How it works
- High-capacity accessible buses run every five or 10 minutes.
- Smart traffic signals installed with BRT monitor traffic flow in real time, making adjustments to ease traffic congestion.
- BRT and local buses work together for a 35% increase in service hours.
- Highly visible crosswalks make pedestrian crossings safer.
- Emergency Service vehicles can use dedicated lanes to reach destinations faster.
- Bike lanes and multi-use paths connect with BRT stops wherever possible.
- Streetscapes along BRT corridors are beautified with trees and greenery.
- Stops have enclosed shelters, real-time bus info and fare payment equipment.

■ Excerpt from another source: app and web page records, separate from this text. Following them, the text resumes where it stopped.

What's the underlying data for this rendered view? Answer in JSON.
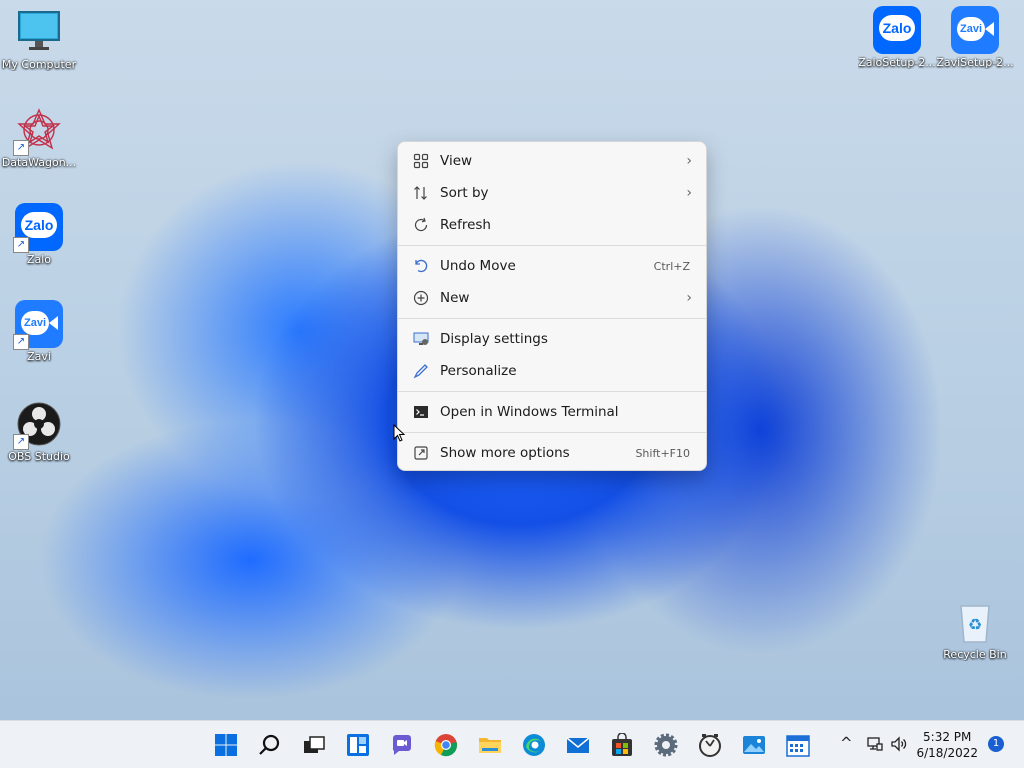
{
  "desktop": {
    "icons_left": [
      {
        "label": "My Computer",
        "icon": "monitor-icon"
      },
      {
        "label": "DataWagon...",
        "icon": "datawagon-icon"
      },
      {
        "label": "Zalo",
        "icon": "zalo-icon"
      },
      {
        "label": "Zavi",
        "icon": "zavi-icon"
      },
      {
        "label": "OBS Studio",
        "icon": "obs-icon"
      }
    ],
    "icons_right": [
      {
        "label": "ZaloSetup-2...",
        "icon": "zalo-icon",
        "badge": "Zalo"
      },
      {
        "label": "ZaviSetup-2...",
        "icon": "zavi-icon",
        "badge": "Zavi"
      }
    ],
    "recycle_bin": {
      "label": "Recycle Bin"
    },
    "zalo_text": "Zalo",
    "zavi_text": "Zavi"
  },
  "context_menu": {
    "items": [
      {
        "label": "View",
        "shortcut": "",
        "submenu": true,
        "icon": "grid-view-icon"
      },
      {
        "label": "Sort by",
        "shortcut": "",
        "submenu": true,
        "icon": "sort-icon"
      },
      {
        "label": "Refresh",
        "shortcut": "",
        "submenu": false,
        "icon": "refresh-icon"
      },
      {
        "label": "Undo Move",
        "shortcut": "Ctrl+Z",
        "submenu": false,
        "icon": "undo-icon"
      },
      {
        "label": "New",
        "shortcut": "",
        "submenu": true,
        "icon": "new-plus-icon"
      },
      {
        "label": "Display settings",
        "shortcut": "",
        "submenu": false,
        "icon": "display-icon"
      },
      {
        "label": "Personalize",
        "shortcut": "",
        "submenu": false,
        "icon": "pen-icon"
      },
      {
        "label": "Open in Windows Terminal",
        "shortcut": "",
        "submenu": false,
        "icon": "terminal-icon"
      },
      {
        "label": "Show more options",
        "shortcut": "Shift+F10",
        "submenu": false,
        "icon": "more-options-icon"
      }
    ],
    "chevron": "›"
  },
  "taskbar": {
    "apps": [
      "start-icon",
      "search-icon",
      "task-view-icon",
      "widgets-icon",
      "chat-icon",
      "chrome-icon",
      "file-explorer-icon",
      "edge-icon",
      "mail-icon",
      "store-icon",
      "settings-icon",
      "clock-app-icon",
      "photos-icon",
      "calendar-icon"
    ],
    "tray_chevron": "^",
    "time": "5:32 PM",
    "date": "6/18/2022",
    "notification_count": "1"
  }
}
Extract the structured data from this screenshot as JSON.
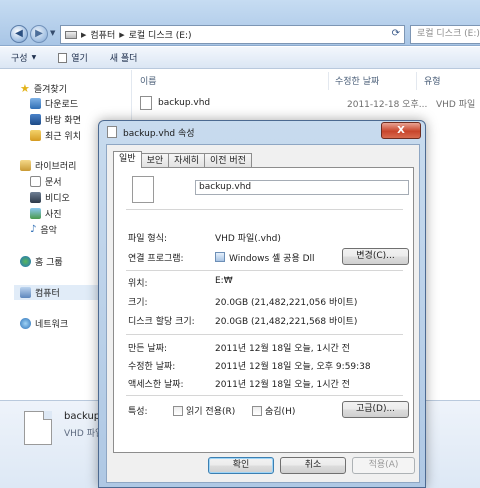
{
  "explorer": {
    "address": {
      "segments": [
        "컴퓨터",
        "로컬 디스크 (E:)"
      ]
    },
    "search": {
      "placeholder": "로컬 디스크 (E:) 검색"
    },
    "toolbar": {
      "organize": "구성",
      "open": "열기",
      "new_folder": "새 폴더"
    },
    "sidebar": {
      "favorites": "즐겨찾기",
      "downloads": "다운로드",
      "desktop": "바탕 화면",
      "recent": "최근 위치",
      "libraries": "라이브러리",
      "documents": "문서",
      "videos": "비디오",
      "pictures": "사진",
      "music": "음악",
      "homegroup": "홈 그룹",
      "computer": "컴퓨터",
      "network": "네트워크"
    },
    "columns": {
      "name": "이름",
      "modified": "수정한 날짜",
      "type": "유형"
    },
    "files": [
      {
        "name": "backup.vhd",
        "modified": "2011-12-18 오후...",
        "type": "VHD 파일"
      }
    ],
    "details": {
      "name": "backup.vhd",
      "type": "VHD 파일"
    }
  },
  "dialog": {
    "title": "backup.vhd 속성",
    "close_glyph": "X",
    "tabs": [
      "일반",
      "보안",
      "자세히",
      "이전 버전"
    ],
    "file_name": "backup.vhd",
    "labels": {
      "type": "파일 형식:",
      "opens_with": "연결 프로그램:",
      "location": "위치:",
      "size": "크기:",
      "size_on_disk": "디스크 할당 크기:",
      "created": "만든 날짜:",
      "modified": "수정한 날짜:",
      "accessed": "액세스한 날짜:",
      "attributes": "특성:"
    },
    "values": {
      "type": "VHD 파일(.vhd)",
      "opens_with": "Windows 셸 공용 Dll",
      "location": "E:₩",
      "size": "20.0GB (21,482,221,056 바이트)",
      "size_on_disk": "20.0GB (21,482,221,568 바이트)",
      "created": "2011년 12월 18일 오늘, 1시간 전",
      "modified": "2011년 12월 18일 오늘, 오후 9:59:38",
      "accessed": "2011년 12월 18일 오늘, 1시간 전"
    },
    "change_button": "변경(C)...",
    "readonly_checkbox": "읽기 전용(R)",
    "hidden_checkbox": "숨김(H)",
    "advanced_button": "고급(D)...",
    "ok_button": "확인",
    "cancel_button": "취소",
    "apply_button": "적용(A)"
  }
}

- BRT project covers necessary road upgrades and resurfacing along 24 km of London’s busiest roads.
What are the planned BRT routes?
Investing in BRT Breaking down the cost

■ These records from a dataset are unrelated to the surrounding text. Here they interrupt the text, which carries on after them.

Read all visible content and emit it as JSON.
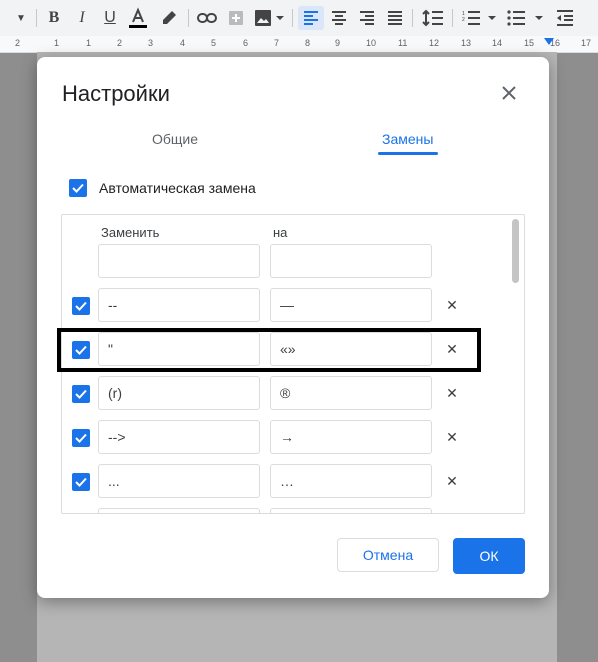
{
  "dialog": {
    "title": "Настройки",
    "tabs": [
      {
        "label": "Общие",
        "active": false
      },
      {
        "label": "Замены",
        "active": true
      }
    ],
    "auto_replace_label": "Автоматическая замена",
    "columns": {
      "replace": "Заменить",
      "with": "на"
    },
    "rows": [
      {
        "replace": "--",
        "with": "—"
      },
      {
        "replace": "\"",
        "with": "«»"
      },
      {
        "replace": "(r)",
        "with": "®"
      },
      {
        "replace": "-->",
        "with": "→"
      },
      {
        "replace": "...",
        "with": "…"
      }
    ],
    "cancel_label": "Отмена",
    "ok_label": "ОК"
  },
  "ruler": {
    "numbers": [
      "2",
      "1",
      "1",
      "2",
      "3",
      "4",
      "5",
      "6",
      "7",
      "8",
      "9",
      "10",
      "11",
      "12",
      "13",
      "14",
      "15",
      "16",
      "17"
    ]
  },
  "colors": {
    "accent": "#1a73e8",
    "overlay": "#8e8e8e"
  }
}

Download a PDF version of the graphic.
The BRT plan has one of the lowest costs per kilometre and best returns on investment of any rapid transit project in the province.

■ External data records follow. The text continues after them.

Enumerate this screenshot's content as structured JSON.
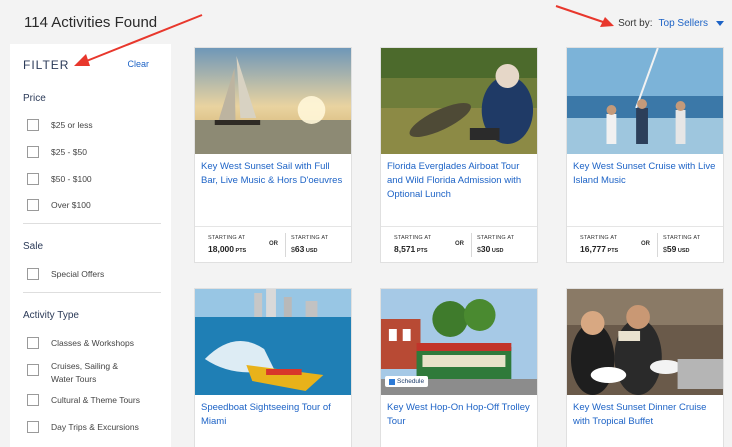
{
  "header": {
    "results_count": "114 Activities Found",
    "sort_label": "Sort by:",
    "sort_value": "Top Sellers"
  },
  "sidebar": {
    "filter_title": "FILTER",
    "clear_label": "Clear",
    "price": {
      "title": "Price",
      "options": [
        "$25 or less",
        "$25 - $50",
        "$50 - $100",
        "Over $100"
      ]
    },
    "sale": {
      "title": "Sale",
      "options": [
        "Special Offers"
      ]
    },
    "activity_type": {
      "title": "Activity Type",
      "options": [
        "Classes & Workshops",
        "Cruises, Sailing & Water Tours",
        "Cultural & Theme Tours",
        "Day Trips & Excursions"
      ]
    }
  },
  "cards": [
    {
      "title": "Key West Sunset Sail with Full Bar, Live Music & Hors D'oeuvres",
      "pts_label": "STARTING AT",
      "pts": "18,000",
      "pts_unit": "PTS",
      "or": "OR",
      "usd_label": "STARTING AT",
      "usd_symbol": "$",
      "usd": "63",
      "usd_unit": "USD"
    },
    {
      "title": "Florida Everglades Airboat Tour and Wild Florida Admission with Optional Lunch",
      "pts_label": "STARTING AT",
      "pts": "8,571",
      "pts_unit": "PTS",
      "or": "OR",
      "usd_label": "STARTING AT",
      "usd_symbol": "$",
      "usd": "30",
      "usd_unit": "USD"
    },
    {
      "title": "Key West Sunset Cruise with Live Island Music",
      "pts_label": "STARTING AT",
      "pts": "16,777",
      "pts_unit": "PTS",
      "or": "OR",
      "usd_label": "STARTING AT",
      "usd_symbol": "$",
      "usd": "59",
      "usd_unit": "USD"
    },
    {
      "title": "Speedboat Sightseeing Tour of Miami"
    },
    {
      "title": "Key West Hop-On Hop-Off Trolley Tour",
      "badge": "Schedule"
    },
    {
      "title": "Key West Sunset Dinner Cruise with Tropical Buffet"
    }
  ],
  "colors": {
    "link": "#1d63c6",
    "annotation_arrow": "#e8372c",
    "page_bg": "#f3f3f3"
  }
}
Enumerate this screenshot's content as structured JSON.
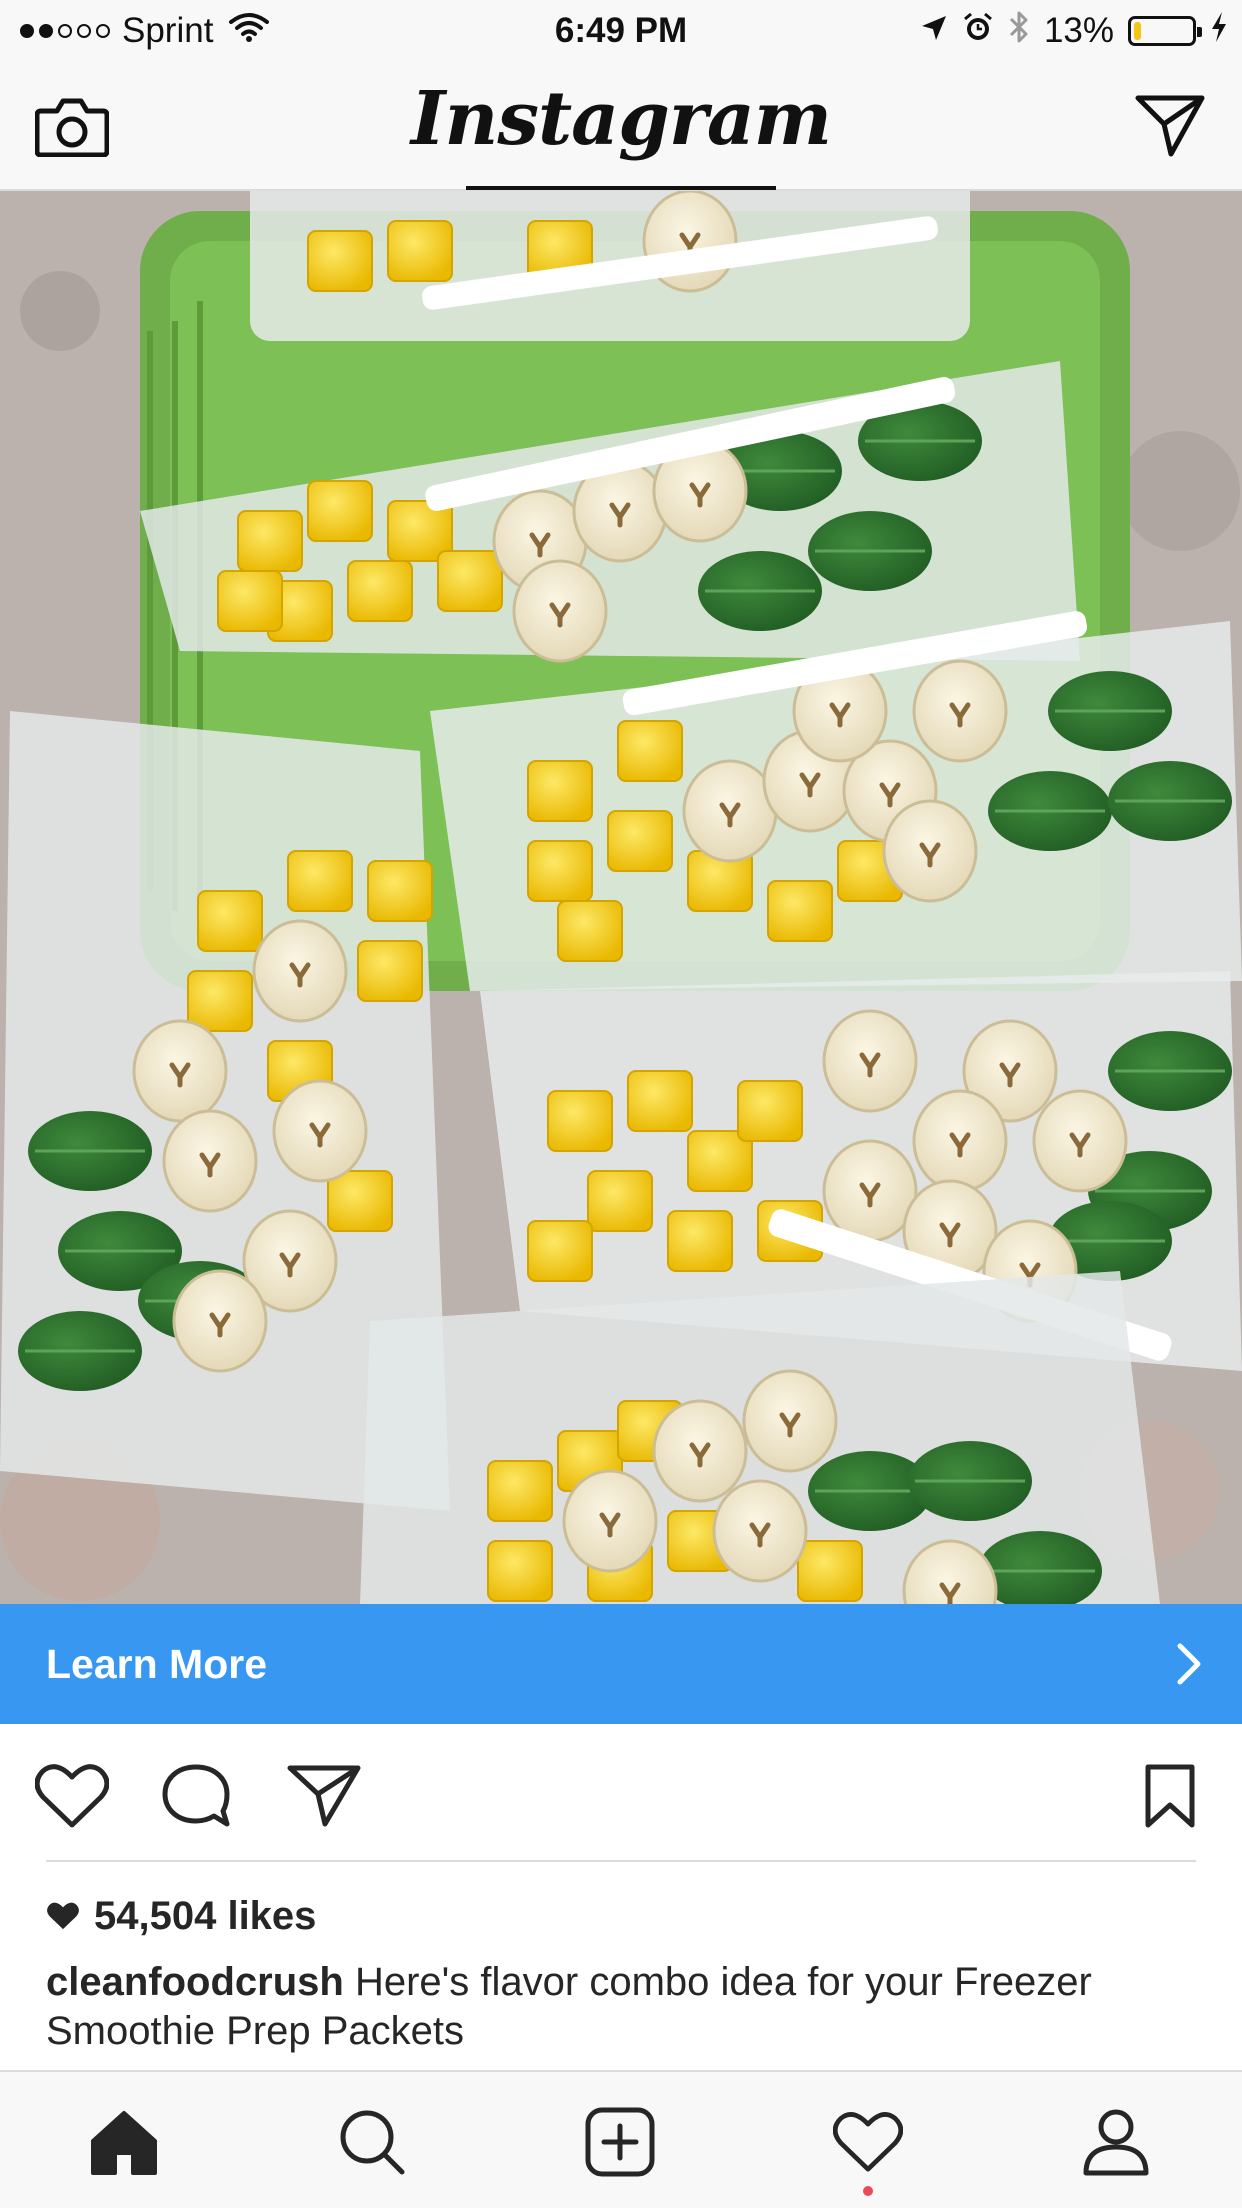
{
  "status_bar": {
    "carrier": "Sprint",
    "time": "6:49 PM",
    "battery_percent": "13%",
    "battery_level": 0.13,
    "signal_bars_filled": 2,
    "signal_bars_total": 5,
    "icons": [
      "wifi-icon",
      "location-arrow-icon",
      "alarm-icon",
      "bluetooth-icon",
      "battery-icon",
      "charging-bolt-icon"
    ]
  },
  "header": {
    "logo_text": "Instagram",
    "left_icon": "camera-icon",
    "right_icon": "direct-message-icon"
  },
  "post": {
    "image_icon": "smoothie-packets-photo",
    "cta_label": "Learn More",
    "cta_color": "#3897f0",
    "likes": "54,504 likes",
    "username": "cleanfoodcrush",
    "caption": "Here's flavor combo idea for your Freezer Smoothie Prep Packets",
    "actions": [
      "like-icon",
      "comment-icon",
      "share-icon",
      "bookmark-icon"
    ]
  },
  "tab_bar": {
    "items": [
      "home-icon",
      "search-icon",
      "new-post-icon",
      "activity-icon",
      "profile-icon"
    ],
    "active": "home-icon",
    "notification_color": "#ed4956"
  }
}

The total capital investment in London’s BRT plan is $500 million, with the city’s share set at $130 million – most of which will be funded through development charges.
NOTICE OF COLLECTION OF PERSONAL INFORMATION: The personal information collected on this form is collected under the authority of the Municipal Act, 2001, S.O. 2001, c. 25, and will be used to distribute BRT project news and updates to you. Questions about this collection should be addressed to the Project Director, Jennie Ramsay, at 251 Dundas Street, London, ON N6A 6H9. Tel: 519-930-3518, email: firstname.lastname@example.org